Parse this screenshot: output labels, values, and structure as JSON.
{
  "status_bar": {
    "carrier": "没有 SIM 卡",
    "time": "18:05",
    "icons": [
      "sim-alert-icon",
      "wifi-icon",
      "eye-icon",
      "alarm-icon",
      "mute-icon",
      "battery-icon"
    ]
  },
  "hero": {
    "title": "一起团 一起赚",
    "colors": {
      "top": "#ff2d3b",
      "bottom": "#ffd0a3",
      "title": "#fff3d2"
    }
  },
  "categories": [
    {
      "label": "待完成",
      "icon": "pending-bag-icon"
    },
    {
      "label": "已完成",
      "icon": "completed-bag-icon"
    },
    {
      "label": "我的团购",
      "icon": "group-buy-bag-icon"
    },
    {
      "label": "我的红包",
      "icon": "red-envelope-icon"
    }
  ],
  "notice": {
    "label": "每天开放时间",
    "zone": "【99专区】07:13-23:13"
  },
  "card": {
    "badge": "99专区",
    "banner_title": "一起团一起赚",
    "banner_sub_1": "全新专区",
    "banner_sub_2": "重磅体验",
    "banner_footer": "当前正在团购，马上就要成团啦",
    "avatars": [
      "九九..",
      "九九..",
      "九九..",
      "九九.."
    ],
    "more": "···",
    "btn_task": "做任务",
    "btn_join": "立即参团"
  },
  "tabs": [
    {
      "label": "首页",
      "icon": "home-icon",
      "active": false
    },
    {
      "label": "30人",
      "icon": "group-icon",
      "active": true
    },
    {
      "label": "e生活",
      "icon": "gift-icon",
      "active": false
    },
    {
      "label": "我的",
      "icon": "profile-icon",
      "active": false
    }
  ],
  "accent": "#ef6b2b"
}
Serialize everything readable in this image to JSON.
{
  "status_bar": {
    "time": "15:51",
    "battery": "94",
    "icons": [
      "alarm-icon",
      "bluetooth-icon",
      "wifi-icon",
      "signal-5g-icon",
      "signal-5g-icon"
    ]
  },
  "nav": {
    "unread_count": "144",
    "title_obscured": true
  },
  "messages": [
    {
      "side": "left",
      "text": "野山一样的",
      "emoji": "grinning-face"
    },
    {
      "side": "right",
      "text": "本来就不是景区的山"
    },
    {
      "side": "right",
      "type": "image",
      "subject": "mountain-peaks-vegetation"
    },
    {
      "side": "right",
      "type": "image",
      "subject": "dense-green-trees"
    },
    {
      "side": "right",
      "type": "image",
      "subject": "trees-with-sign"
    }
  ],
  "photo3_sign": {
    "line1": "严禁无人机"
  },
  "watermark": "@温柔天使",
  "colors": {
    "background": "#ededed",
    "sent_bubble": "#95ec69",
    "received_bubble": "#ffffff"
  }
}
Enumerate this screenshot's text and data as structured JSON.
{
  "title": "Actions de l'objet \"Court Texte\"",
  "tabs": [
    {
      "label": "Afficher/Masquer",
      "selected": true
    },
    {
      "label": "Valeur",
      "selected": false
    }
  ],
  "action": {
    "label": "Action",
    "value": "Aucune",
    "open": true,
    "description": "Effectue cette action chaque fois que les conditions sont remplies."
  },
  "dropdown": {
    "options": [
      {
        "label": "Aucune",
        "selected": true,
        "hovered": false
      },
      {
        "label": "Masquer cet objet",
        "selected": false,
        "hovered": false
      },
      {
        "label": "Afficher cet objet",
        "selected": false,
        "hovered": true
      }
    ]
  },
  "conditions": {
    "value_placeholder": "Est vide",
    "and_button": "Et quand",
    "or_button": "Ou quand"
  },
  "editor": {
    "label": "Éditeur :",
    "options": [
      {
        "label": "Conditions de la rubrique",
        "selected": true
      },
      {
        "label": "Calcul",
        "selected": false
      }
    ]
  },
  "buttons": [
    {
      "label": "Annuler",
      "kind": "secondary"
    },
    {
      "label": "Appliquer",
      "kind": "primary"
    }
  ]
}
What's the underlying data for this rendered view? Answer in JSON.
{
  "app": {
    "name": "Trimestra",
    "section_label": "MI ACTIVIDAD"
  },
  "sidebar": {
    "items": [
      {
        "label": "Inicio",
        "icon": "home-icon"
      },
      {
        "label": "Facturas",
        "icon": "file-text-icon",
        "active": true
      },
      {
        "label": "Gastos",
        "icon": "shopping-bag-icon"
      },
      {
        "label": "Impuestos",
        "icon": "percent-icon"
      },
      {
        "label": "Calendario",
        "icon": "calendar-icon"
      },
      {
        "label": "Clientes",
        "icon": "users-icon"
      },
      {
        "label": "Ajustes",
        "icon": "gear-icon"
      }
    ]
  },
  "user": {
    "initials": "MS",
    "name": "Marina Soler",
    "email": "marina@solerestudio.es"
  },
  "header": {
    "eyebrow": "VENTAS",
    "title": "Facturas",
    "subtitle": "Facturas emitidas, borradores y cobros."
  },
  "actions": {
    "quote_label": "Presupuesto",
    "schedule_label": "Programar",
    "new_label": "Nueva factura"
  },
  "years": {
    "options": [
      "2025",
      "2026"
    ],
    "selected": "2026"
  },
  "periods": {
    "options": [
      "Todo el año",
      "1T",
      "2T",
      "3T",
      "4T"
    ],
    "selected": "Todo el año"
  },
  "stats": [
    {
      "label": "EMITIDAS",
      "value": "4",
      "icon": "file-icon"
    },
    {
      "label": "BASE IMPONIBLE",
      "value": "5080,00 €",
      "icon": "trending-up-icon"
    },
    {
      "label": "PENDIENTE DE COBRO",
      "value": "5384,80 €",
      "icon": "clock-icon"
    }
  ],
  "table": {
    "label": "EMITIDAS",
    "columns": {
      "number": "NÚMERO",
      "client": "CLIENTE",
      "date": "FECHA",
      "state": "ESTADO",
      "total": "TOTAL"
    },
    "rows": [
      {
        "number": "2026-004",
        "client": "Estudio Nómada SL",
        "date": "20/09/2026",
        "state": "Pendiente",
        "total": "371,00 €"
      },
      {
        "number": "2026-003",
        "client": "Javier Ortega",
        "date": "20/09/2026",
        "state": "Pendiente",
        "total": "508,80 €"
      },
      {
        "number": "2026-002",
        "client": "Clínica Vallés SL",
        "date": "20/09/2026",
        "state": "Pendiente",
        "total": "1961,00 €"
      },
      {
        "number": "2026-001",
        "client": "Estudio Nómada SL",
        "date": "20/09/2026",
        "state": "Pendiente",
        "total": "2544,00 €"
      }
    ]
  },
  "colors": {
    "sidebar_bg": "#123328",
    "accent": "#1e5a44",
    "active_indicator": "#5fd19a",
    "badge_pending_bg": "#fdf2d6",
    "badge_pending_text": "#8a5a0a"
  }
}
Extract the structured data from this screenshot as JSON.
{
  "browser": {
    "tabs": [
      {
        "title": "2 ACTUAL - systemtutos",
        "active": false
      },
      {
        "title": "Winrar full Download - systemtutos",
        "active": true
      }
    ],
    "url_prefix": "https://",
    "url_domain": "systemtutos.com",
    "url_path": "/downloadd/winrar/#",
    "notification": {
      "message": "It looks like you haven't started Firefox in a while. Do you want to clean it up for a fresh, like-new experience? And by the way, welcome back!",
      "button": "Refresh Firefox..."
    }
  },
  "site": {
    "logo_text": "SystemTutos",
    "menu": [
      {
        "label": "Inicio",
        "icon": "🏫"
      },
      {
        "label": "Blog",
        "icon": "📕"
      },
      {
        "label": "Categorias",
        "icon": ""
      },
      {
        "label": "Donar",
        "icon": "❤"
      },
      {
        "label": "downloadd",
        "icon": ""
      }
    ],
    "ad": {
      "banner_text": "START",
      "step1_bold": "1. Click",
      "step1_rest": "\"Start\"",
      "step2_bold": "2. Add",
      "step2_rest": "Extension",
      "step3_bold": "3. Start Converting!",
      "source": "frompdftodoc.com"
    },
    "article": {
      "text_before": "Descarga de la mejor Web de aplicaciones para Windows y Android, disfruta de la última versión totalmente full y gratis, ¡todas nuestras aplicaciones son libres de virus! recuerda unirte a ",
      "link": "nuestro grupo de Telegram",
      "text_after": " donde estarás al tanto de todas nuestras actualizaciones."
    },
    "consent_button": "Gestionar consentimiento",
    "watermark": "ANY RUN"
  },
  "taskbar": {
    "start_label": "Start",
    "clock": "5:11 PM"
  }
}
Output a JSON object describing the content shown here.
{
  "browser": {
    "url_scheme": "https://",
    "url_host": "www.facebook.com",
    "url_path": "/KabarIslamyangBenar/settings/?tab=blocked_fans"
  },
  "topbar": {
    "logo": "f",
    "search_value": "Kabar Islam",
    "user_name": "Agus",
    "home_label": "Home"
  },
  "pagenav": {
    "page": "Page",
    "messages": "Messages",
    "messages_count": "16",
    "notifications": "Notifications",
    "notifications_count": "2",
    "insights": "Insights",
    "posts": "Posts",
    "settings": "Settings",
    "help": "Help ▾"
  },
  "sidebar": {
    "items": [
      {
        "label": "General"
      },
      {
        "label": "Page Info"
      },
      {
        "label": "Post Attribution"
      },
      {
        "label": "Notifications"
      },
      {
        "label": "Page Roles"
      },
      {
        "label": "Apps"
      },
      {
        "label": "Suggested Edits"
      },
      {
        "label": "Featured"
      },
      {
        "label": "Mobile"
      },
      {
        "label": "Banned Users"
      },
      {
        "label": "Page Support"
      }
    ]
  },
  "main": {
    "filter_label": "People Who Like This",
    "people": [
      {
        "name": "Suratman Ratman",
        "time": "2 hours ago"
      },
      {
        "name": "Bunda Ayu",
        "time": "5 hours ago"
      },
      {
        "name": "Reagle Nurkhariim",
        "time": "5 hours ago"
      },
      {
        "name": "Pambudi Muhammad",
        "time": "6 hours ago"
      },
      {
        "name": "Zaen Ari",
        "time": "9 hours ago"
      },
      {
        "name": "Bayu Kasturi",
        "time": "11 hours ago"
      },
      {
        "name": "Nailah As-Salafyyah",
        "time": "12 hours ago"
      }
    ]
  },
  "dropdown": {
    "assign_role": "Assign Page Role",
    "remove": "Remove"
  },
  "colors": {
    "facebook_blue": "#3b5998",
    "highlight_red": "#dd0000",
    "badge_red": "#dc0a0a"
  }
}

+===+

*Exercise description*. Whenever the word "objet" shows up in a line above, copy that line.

*Answer area*.
  "title": "Actions de l'objet \"Court Texte\"",
        "label": "Masquer cet objet",
        "label": "Afficher cet objet",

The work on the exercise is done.